▶ _Exercise directions_:
Output the data below in full, character for character.

• • • •

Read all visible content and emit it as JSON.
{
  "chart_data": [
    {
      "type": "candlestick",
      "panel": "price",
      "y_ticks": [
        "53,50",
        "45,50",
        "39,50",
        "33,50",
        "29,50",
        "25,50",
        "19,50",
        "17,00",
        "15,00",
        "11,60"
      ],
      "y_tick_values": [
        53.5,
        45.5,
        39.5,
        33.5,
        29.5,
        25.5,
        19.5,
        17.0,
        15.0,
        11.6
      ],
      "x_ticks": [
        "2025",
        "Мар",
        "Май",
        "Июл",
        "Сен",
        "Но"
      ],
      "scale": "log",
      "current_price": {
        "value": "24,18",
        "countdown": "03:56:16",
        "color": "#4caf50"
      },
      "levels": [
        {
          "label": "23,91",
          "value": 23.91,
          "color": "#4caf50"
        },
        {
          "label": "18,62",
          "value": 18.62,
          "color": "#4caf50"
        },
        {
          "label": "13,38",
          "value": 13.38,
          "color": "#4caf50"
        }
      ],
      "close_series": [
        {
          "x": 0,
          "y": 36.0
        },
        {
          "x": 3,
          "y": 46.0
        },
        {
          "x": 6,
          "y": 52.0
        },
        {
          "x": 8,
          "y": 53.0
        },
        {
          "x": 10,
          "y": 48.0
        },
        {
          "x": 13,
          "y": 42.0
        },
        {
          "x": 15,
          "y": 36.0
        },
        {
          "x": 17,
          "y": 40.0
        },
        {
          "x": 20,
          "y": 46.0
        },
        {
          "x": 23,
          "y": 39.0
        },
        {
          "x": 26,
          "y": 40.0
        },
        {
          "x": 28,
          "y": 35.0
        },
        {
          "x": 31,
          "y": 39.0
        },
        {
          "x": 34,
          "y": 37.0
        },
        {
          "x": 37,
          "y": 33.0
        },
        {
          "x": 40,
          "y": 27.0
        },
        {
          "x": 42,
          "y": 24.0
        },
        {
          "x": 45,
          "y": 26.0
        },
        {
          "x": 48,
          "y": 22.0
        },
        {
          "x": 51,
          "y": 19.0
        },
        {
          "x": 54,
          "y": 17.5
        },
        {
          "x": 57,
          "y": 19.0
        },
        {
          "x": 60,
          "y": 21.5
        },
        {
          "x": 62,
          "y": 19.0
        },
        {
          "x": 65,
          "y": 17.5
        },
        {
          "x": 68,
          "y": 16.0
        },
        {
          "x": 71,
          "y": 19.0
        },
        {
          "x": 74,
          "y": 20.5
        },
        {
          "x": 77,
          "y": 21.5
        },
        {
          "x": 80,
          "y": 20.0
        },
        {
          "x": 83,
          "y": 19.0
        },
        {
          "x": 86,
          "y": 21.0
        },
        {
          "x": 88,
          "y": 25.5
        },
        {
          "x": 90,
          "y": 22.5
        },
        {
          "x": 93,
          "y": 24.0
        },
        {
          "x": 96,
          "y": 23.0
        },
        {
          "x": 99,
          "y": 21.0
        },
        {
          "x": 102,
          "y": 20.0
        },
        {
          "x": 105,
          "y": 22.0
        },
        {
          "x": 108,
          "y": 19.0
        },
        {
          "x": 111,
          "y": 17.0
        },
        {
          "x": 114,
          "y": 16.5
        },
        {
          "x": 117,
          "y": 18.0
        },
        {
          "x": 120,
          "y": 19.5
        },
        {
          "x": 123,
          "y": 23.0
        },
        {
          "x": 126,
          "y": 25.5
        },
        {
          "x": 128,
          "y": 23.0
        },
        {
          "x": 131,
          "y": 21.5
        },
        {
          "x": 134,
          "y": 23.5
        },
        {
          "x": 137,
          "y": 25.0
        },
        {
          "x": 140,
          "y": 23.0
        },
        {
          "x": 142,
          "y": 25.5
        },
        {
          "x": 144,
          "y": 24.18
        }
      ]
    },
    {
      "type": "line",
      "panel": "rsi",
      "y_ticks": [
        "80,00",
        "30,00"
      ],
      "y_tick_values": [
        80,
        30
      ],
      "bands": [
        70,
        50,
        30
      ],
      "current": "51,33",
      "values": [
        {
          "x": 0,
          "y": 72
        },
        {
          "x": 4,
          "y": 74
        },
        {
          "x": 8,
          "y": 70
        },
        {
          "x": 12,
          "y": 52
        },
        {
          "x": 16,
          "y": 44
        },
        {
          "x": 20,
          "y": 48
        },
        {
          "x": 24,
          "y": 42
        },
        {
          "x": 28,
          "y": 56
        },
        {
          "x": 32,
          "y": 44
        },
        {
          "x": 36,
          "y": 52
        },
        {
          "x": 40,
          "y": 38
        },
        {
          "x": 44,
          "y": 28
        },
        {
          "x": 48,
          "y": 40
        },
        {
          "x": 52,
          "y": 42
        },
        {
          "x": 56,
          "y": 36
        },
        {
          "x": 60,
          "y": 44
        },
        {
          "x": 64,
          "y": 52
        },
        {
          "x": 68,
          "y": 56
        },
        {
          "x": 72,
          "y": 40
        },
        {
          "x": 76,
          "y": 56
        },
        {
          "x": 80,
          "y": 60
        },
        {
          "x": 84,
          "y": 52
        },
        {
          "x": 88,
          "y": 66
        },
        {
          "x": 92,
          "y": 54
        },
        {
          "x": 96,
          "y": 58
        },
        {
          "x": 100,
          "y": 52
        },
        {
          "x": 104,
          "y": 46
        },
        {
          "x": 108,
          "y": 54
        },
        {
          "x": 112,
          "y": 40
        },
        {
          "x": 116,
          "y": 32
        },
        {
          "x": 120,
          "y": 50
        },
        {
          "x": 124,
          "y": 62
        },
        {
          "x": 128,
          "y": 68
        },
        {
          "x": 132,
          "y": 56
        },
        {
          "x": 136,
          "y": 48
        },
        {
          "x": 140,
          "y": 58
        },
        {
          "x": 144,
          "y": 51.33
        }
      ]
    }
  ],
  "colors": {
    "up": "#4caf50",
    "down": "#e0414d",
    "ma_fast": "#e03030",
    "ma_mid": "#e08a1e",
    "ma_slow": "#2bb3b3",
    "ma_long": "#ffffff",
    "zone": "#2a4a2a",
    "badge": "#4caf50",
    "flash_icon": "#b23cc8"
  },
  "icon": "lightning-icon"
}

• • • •

▶ _Answer for the task_:
Read all visible content and emit it as JSON.
{
  "chart_data": [
    {
      "type": "candlestick",
      "panel": "price",
      "y_ticks": [
        "53,50",
        "45,50",
        "39,50",
        "33,50",
        "29,50",
        "25,50",
        "19,50",
        "17,00",
        "15,00",
        "11,60"
      ],
      "y_tick_values": [
        53.5,
        45.5,
        39.5,
        33.5,
        29.5,
        25.5,
        19.5,
        17.0,
        15.0,
        11.6
      ],
      "x_ticks": [
        "2025",
        "Мар",
        "Май",
        "Июл",
        "Сен",
        "Но"
      ],
      "scale": "log",
      "current_price": {
        "value": "24,18",
        "countdown": "03:56:16",
        "color": "#4caf50"
      },
      "levels": [
        {
          "label": "23,91",
          "value": 23.91,
          "color": "#4caf50"
        },
        {
          "label": "18,62",
          "value": 18.62,
          "color": "#4caf50"
        },
        {
          "label": "13,38",
          "value": 13.38,
          "color": "#4caf50"
        }
      ],
      "close_series": [
        {
          "x": 0,
          "y": 36.0
        },
        {
          "x": 3,
          "y": 46.0
        },
        {
          "x": 6,
          "y": 52.0
        },
        {
          "x": 8,
          "y": 53.0
        },
        {
          "x": 10,
          "y": 48.0
        },
        {
          "x": 13,
          "y": 42.0
        },
        {
          "x": 15,
          "y": 36.0
        },
        {
          "x": 17,
          "y": 40.0
        },
        {
          "x": 20,
          "y": 46.0
        },
        {
          "x": 23,
          "y": 39.0
        },
        {
          "x": 26,
          "y": 40.0
        },
        {
          "x": 28,
          "y": 35.0
        },
        {
          "x": 31,
          "y": 39.0
        },
        {
          "x": 34,
          "y": 37.0
        },
        {
          "x": 37,
          "y": 33.0
        },
        {
          "x": 40,
          "y": 27.0
        },
        {
          "x": 42,
          "y": 24.0
        },
        {
          "x": 45,
          "y": 26.0
        },
        {
          "x": 48,
          "y": 22.0
        },
        {
          "x": 51,
          "y": 19.0
        },
        {
          "x": 54,
          "y": 17.5
        },
        {
          "x": 57,
          "y": 19.0
        },
        {
          "x": 60,
          "y": 21.5
        },
        {
          "x": 62,
          "y": 19.0
        },
        {
          "x": 65,
          "y": 17.5
        },
        {
          "x": 68,
          "y": 16.0
        },
        {
          "x": 71,
          "y": 19.0
        },
        {
          "x": 74,
          "y": 20.5
        },
        {
          "x": 77,
          "y": 21.5
        },
        {
          "x": 80,
          "y": 20.0
        },
        {
          "x": 83,
          "y": 19.0
        },
        {
          "x": 86,
          "y": 21.0
        },
        {
          "x": 88,
          "y": 25.5
        },
        {
          "x": 90,
          "y": 22.5
        },
        {
          "x": 93,
          "y": 24.0
        },
        {
          "x": 96,
          "y": 23.0
        },
        {
          "x": 99,
          "y": 21.0
        },
        {
          "x": 102,
          "y": 20.0
        },
        {
          "x": 105,
          "y": 22.0
        },
        {
          "x": 108,
          "y": 19.0
        },
        {
          "x": 111,
          "y": 17.0
        },
        {
          "x": 114,
          "y": 16.5
        },
        {
          "x": 117,
          "y": 18.0
        },
        {
          "x": 120,
          "y": 19.5
        },
        {
          "x": 123,
          "y": 23.0
        },
        {
          "x": 126,
          "y": 25.5
        },
        {
          "x": 128,
          "y": 23.0
        },
        {
          "x": 131,
          "y": 21.5
        },
        {
          "x": 134,
          "y": 23.5
        },
        {
          "x": 137,
          "y": 25.0
        },
        {
          "x": 140,
          "y": 23.0
        },
        {
          "x": 142,
          "y": 25.5
        },
        {
          "x": 144,
          "y": 24.18
        }
      ]
    },
    {
      "type": "line",
      "panel": "rsi",
      "y_ticks": [
        "80,00",
        "30,00"
      ],
      "y_tick_values": [
        80,
        30
      ],
      "bands": [
        70,
        50,
        30
      ],
      "current": "51,33",
      "values": [
        {
          "x": 0,
          "y": 72
        },
        {
          "x": 4,
          "y": 74
        },
        {
          "x": 8,
          "y": 70
        },
        {
          "x": 12,
          "y": 52
        },
        {
          "x": 16,
          "y": 44
        },
        {
          "x": 20,
          "y": 48
        },
        {
          "x": 24,
          "y": 42
        },
        {
          "x": 28,
          "y": 56
        },
        {
          "x": 32,
          "y": 44
        },
        {
          "x": 36,
          "y": 52
        },
        {
          "x": 40,
          "y": 38
        },
        {
          "x": 44,
          "y": 28
        },
        {
          "x": 48,
          "y": 40
        },
        {
          "x": 52,
          "y": 42
        },
        {
          "x": 56,
          "y": 36
        },
        {
          "x": 60,
          "y": 44
        },
        {
          "x": 64,
          "y": 52
        },
        {
          "x": 68,
          "y": 56
        },
        {
          "x": 72,
          "y": 40
        },
        {
          "x": 76,
          "y": 56
        },
        {
          "x": 80,
          "y": 60
        },
        {
          "x": 84,
          "y": 52
        },
        {
          "x": 88,
          "y": 66
        },
        {
          "x": 92,
          "y": 54
        },
        {
          "x": 96,
          "y": 58
        },
        {
          "x": 100,
          "y": 52
        },
        {
          "x": 104,
          "y": 46
        },
        {
          "x": 108,
          "y": 54
        },
        {
          "x": 112,
          "y": 40
        },
        {
          "x": 116,
          "y": 32
        },
        {
          "x": 120,
          "y": 50
        },
        {
          "x": 124,
          "y": 62
        },
        {
          "x": 128,
          "y": 68
        },
        {
          "x": 132,
          "y": 56
        },
        {
          "x": 136,
          "y": 48
        },
        {
          "x": 140,
          "y": 58
        },
        {
          "x": 144,
          "y": 51.33
        }
      ]
    }
  ],
  "colors": {
    "up": "#4caf50",
    "down": "#e0414d",
    "ma_fast": "#e03030",
    "ma_mid": "#e08a1e",
    "ma_slow": "#2bb3b3",
    "ma_long": "#ffffff",
    "zone": "#2a4a2a",
    "badge": "#4caf50",
    "flash_icon": "#b23cc8"
  },
  "icon": "lightning-icon"
}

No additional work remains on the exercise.